    Prior to my days at Happy Cog, I worked on a team tasked with creating an online promotion for our client’s new high-end candy. The candy was delicious, but each small box sold for approximately $4, so conveying its quality was important. The product’s target market was women in their 20’s and 30’s, so my team decided to take the high-maintenance diva approach to the design. When all was said and done, we launched a microsite full of glamour and glitz, sparkles, stilettos, and lipstick tips. Users could take a quiz to determine just how “fabulous” they were. At the time, I was in my twenties, and I’ve always liked candy, so I considered myself a member of the target audience. But there was a problem: I couldn’t relate to this content at all. I liked to be girly from time to time, but sparkles and stilettos were not my thing and they never will be. I also couldn’t see any of my female friends connecting with this. To be fair, the tone of the site was tongue-in-cheek and it wasn’t taking itself too seriously, but I just didn’t feel right about it. It didn’t feel right to reduce our target audience to stereotypes. Had I known then what I know now, I probably would have spoken up and advocated for a better understanding of our audience. Were these women really into makeup and expensive clothes and nights out in Manhattan? Or were we completely off the mark?

  35. Sustainable design

    Sustainable, Not Pixel Perfect

    Last week, Happy Cog was nominated for two Webby awards for our work with Zappos.com. I know some people don’t like awards, but as someone who didn’t grow up in an era when “everyone gets a trophy,” I still think they’re pretty rad. Seriously though, I think of a nomination like this as a recognition of doing great collaborative work with our clients. When I heard about the nominations, I was chatting with one of my coworkers who wondered, “can we really take the credit for this work?” As I typed the words, “shut your stupid face hole,” and considered whether to press enter, I thought about his question for a moment and the life of our work after we hand it over to our clients.

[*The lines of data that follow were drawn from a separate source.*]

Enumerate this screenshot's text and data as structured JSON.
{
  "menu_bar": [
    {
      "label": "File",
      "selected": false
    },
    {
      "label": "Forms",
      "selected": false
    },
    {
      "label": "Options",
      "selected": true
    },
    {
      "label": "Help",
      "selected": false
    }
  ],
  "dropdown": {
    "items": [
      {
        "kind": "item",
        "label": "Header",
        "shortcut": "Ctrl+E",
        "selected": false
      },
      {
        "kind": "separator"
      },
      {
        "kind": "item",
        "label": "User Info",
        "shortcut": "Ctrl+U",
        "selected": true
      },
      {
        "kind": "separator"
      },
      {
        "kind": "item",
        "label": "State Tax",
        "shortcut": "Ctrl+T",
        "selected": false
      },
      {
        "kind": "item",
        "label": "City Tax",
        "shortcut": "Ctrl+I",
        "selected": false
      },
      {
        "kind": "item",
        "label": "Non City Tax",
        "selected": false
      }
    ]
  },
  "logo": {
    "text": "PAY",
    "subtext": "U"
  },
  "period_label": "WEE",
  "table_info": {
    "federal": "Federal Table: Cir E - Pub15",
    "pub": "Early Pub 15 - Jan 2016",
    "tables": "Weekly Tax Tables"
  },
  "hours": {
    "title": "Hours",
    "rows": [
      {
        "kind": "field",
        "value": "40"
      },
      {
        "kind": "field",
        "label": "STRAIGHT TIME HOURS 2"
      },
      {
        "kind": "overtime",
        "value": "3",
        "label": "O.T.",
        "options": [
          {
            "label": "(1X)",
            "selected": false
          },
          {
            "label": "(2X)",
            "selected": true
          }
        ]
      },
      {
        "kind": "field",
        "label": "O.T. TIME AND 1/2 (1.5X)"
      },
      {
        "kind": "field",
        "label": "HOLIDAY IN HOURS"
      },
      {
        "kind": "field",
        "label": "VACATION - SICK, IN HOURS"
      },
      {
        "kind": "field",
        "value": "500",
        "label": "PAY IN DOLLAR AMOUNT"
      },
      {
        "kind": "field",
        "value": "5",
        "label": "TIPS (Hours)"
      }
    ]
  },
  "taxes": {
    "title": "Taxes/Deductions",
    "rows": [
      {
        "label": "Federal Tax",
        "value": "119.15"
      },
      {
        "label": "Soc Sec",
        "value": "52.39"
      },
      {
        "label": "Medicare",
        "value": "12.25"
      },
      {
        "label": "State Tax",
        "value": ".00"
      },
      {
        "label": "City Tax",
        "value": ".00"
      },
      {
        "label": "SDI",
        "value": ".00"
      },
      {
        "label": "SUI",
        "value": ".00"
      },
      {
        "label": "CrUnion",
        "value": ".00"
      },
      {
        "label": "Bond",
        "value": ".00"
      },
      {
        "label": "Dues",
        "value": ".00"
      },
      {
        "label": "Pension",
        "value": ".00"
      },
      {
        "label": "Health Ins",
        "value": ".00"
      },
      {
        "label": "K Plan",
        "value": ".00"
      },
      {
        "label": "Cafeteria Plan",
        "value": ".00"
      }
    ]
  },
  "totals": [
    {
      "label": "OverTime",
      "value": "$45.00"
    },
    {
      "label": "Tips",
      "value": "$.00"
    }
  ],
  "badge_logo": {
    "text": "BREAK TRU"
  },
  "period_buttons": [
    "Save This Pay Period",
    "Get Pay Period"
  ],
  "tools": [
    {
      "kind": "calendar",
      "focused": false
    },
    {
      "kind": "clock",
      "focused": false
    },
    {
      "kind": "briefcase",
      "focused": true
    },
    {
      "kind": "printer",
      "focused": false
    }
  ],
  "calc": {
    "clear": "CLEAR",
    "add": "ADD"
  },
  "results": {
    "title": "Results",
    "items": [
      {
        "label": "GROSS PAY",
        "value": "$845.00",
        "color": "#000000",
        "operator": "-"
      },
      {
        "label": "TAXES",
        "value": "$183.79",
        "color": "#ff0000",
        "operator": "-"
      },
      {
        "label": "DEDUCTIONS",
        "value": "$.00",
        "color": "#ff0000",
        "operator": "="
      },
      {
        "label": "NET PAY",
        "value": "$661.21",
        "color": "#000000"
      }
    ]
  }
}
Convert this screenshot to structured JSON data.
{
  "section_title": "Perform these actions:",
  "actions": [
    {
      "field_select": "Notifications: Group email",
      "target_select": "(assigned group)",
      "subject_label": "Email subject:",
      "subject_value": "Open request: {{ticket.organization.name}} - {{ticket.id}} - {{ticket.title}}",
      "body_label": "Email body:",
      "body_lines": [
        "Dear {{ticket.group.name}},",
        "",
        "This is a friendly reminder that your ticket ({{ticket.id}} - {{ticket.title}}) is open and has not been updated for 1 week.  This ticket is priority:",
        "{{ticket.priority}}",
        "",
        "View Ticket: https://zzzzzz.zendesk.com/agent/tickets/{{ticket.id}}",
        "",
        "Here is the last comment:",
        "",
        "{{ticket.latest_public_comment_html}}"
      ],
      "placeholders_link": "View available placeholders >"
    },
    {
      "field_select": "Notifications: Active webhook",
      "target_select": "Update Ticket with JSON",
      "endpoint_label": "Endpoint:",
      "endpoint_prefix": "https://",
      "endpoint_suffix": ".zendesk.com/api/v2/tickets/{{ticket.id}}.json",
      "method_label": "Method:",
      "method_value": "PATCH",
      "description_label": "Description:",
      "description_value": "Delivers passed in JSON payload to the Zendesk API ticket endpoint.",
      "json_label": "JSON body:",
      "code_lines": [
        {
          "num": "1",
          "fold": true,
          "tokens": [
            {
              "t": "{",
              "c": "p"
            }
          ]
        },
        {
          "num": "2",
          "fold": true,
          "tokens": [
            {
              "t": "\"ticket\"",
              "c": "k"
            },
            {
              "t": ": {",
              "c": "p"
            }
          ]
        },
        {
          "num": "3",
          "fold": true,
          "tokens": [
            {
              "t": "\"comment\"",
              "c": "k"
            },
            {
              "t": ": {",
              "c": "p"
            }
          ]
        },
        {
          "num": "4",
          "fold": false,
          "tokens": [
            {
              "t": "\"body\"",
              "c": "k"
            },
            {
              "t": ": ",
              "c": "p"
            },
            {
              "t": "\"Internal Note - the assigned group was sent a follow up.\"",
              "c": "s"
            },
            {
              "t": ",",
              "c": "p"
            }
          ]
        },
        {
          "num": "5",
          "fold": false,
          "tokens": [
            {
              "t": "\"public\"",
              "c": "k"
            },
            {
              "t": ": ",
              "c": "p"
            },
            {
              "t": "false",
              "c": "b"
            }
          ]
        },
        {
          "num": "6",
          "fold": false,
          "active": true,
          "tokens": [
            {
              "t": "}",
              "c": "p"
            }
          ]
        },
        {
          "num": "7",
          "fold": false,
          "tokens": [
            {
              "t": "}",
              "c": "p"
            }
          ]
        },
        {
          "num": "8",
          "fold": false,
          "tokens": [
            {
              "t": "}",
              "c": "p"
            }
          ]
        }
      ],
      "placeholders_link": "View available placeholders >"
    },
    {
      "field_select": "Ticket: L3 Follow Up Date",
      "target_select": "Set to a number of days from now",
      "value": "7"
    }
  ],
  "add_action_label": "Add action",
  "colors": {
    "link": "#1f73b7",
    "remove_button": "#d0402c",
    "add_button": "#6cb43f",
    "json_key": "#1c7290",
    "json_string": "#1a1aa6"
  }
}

  36. One Man’s Ceiling

    Any mint can mask lunch breath, but only Certs has a golden drop of Retsyn. That drop and its golden hue, which no one but a copywriter has ever seen (the actual visual end-product is a trail of green flecks), may have made a powerful differentiator back when Tang was a breakfast drink, but it’s not enough to sway a modern consumer.

  37. Wish Upon a ★

    The year 2010 was a wild one for the web. It saw the release of the iPad and all of the subsequent great ideas and discussion about flexible design approaches. HTML was cool again (the cinco!). Twitter got a major overhaul and Facebook got between 35 and 268 small facelifts. It was as if millions of bookmarks cried out in terror and were suddenly silenced when rumor had it delicio.us was disappeari.ng. In fact, someone apparently took the web’s pulse and pronounced it DOA!

  38. The Mind of DeRuchie

    The Magic Number

    At the age of three I decided that three was the best number. This was based on sound science: my toddler-brain resolved that being 3 was the best age. This infatuation has stuck around for years, and now taken root in my design methodology. Ever since my first creative director demanded three different concepts, I’ve always subscribed to the Rule of Three (3): it’s my de facto way to structure process and unveil work to clients. Want Happy Cog to design your website? You’ll probably get three different solutions to choose from.